In his annual address in Nagpur on Vijayadashami, RSS chief Shri Mohan Bhagwat expressed his concern over the increasing population in the country and called for the idea of population policy. He said that the growth and imbalance of population is becoming a big problem in the country and there is a need to make a holistic policy keeping in mind the coming 50 years. The mention of important topics like population growth and balance by the Sangh chief is very timely. This is such a formidable problem facing us that if it is not stopped in time, it can put the very existence of the nation in jeopardy.
Last July, the United Nations presented a report titled 'World Population Possibility-2022', according to which the world's population will be 8 billion on 15 November and about 10 billion by 2050 and this increase is mainly limited to eight countries in which India is predominant. Today 18 percent of the world's population lives in our country, which is only 2.4 percent of the world's total land. We were 121 crores in the 2011 census, which has now increased to over 130 crores and will soon overtake China and reach the top position in the world.

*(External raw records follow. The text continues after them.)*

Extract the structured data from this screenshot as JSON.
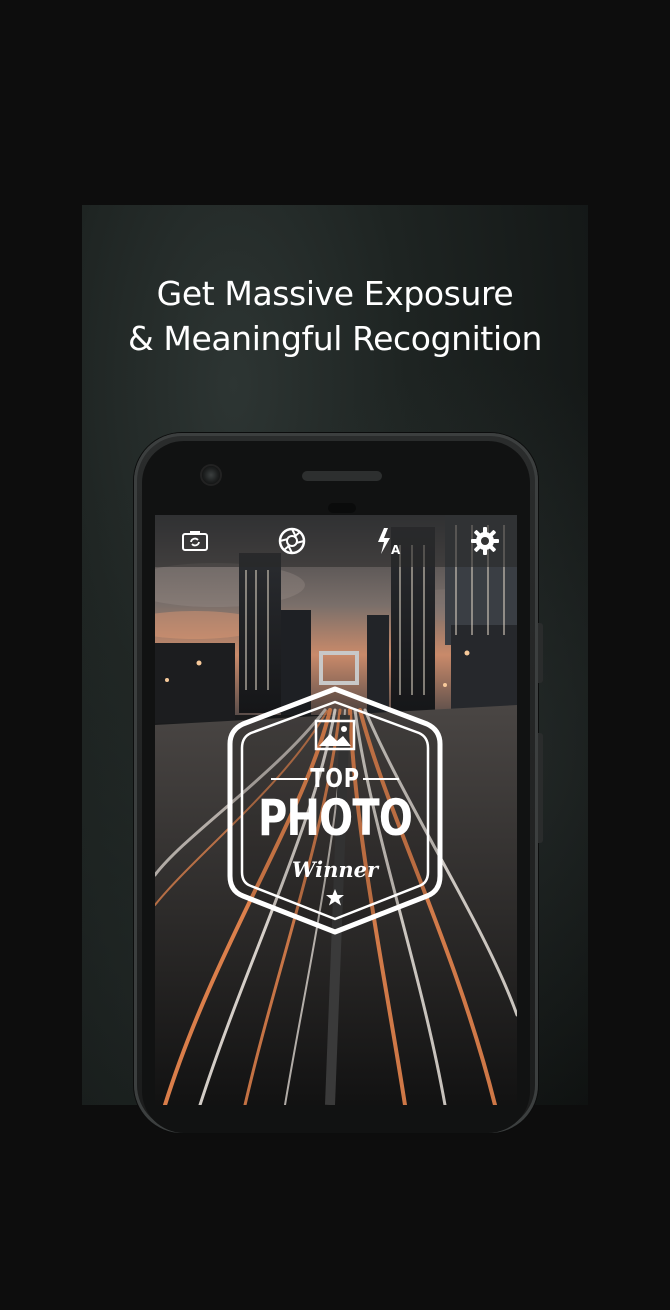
{
  "headline": {
    "line1": "Get Massive Exposure",
    "line2": "& Meaningful Recognition"
  },
  "camera_toolbar": {
    "icons": [
      "switch-camera-icon",
      "aperture-icon",
      "flash-auto-icon",
      "gear-icon"
    ],
    "flash_mode": "A"
  },
  "badge": {
    "line1": "TOP",
    "line2": "PHOTO",
    "line3": "Winner"
  },
  "colors": {
    "background": "#0d0d0d",
    "text": "#ffffff",
    "light_trail_orange": "#f08a50",
    "light_trail_white": "#f4ede6"
  }
}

Due to this huge growth of population, the time to come will be full of challenges. Giving minimum quality of life to every person of the country will be an impossible goal for the policy makers of our country. When the population reaches an explosive state, it starts growing disproportionately with the resources, so it is necessary to stabilize it. According to British economist Malthus, population grows at twice the rate of increase in resources. We are seeing this in our country also. Today the pace of our development is very fast, but the population growth is more than that. Due to this inequality, India, while moving towards development, lags behind in global indices.

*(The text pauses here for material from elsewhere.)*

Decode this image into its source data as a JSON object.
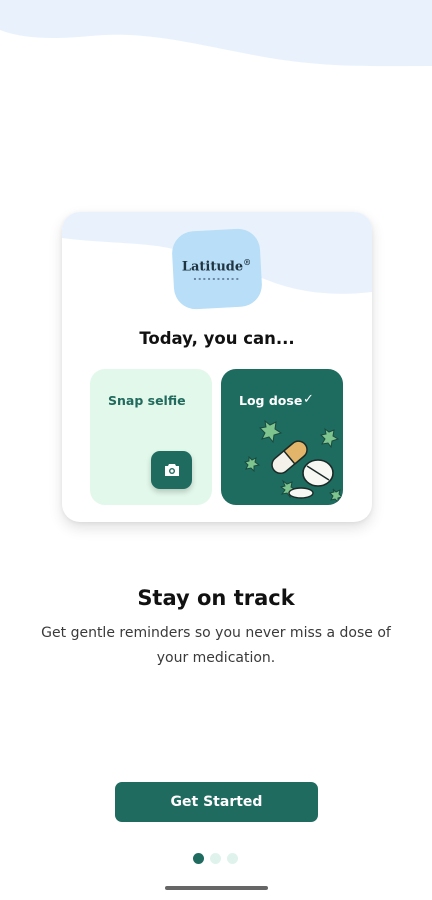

Increasing population is a very big issue today. For this, there is a need to work beyond narrow class thinking and partisan selfishness. Rapid increase in population has an adverse effect on everyone. Stress on natural resources, their excessive exploitation, decrease in production, adverse effects on environment, climate change, famine, flood, drought and consequently decrease in per capita income, poverty, unemployment, inadequate living, malnutrition, epidemics and epidemic diseases etc. The growing population is responsible for all these.

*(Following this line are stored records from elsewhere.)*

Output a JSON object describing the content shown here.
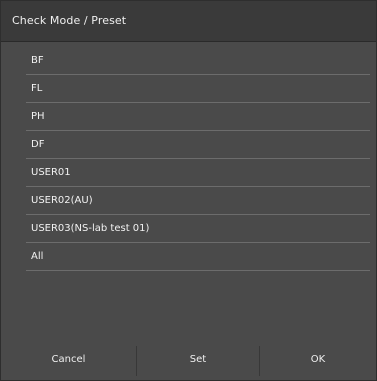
{
  "dialog": {
    "title": "Check Mode / Preset"
  },
  "presets": [
    {
      "label": "BF"
    },
    {
      "label": "FL"
    },
    {
      "label": "PH"
    },
    {
      "label": "DF"
    },
    {
      "label": "USER01"
    },
    {
      "label": "USER02(AU)"
    },
    {
      "label": "USER03(NS-lab test 01)"
    },
    {
      "label": "All"
    }
  ],
  "footer": {
    "cancel_label": "Cancel",
    "set_label": "Set",
    "ok_label": "OK"
  }
}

But with population growth, population imbalance is also an important issue, which was mentioned by the Sangh chief. Actually, population balance is the basis of social balance. The imbalance of population can pose a threat to the existence and identity of the country. India is identified with the virtues of ‘Sarvapanth Sambhav’ and ‘Vasudhaivadha Kutumbhakam’. The fact is that this identity has been created because of the majority society here. The imbalance of population can erase this cultural identity. Time has come to think seriously in this direction. The Muslim population in India has increased nearly 2.5 times in the last decade. This is at the heart of concerns related to education, health, growing bigotry and non-violence. This is what the RSS chief mentioned. On World Population Day last July, Uttar Pradesh Chief Minister Yogi Adityanath's concern over the increasing population of a particular section was also in this context. His and the Sangh chief's concern needs to be seen in a healthy context, rather than from a religious point of view. It is a universal truth that in order to maintain the democratic system of the country, it is necessary to control the population of all classes, otherwise if the population of a particular class continues to grow abnormally, then along with the problems related to the proper distribution of resources in the country situations of anarchy can even arise, the example of which we can see from the many news reports in the media in the past.
The RSS chief, while talking on a figure regarding the population growth rate, said, "Due to the huge difference in population growth rate between the years 1951 to 2011, the proportion of followers of the sects that originated in India decreased from 88 percent to 83.8 percent in the country's population. percent, while the proportion of Muslim population has increased from 9.8 percent to 14.23 percent. He also said that "the huge difference in the population growth rate of different communities, the increasing imbalance in the proportion of the population of the country's overall population, especially in the border areas due to continuous foreign infiltration and conversion, has become a serious cause of crisis for the unity, integrity and cultural identity of the country."
Religion based population imbalance is an important issue which cannot be ignored. Population imbalance leads to change in geographical boundaries, which was mentioned by Sh Mohan Bhagwat. For example, he mentioned East Timor, South Sudan and Kosovo, which were created by the deteriorating population balance in the country of origin. The time has come for serious brainstorming on population policy. There should be a holistic policy that treats all equally. The Common Civil Code will be the first meaningful step for this.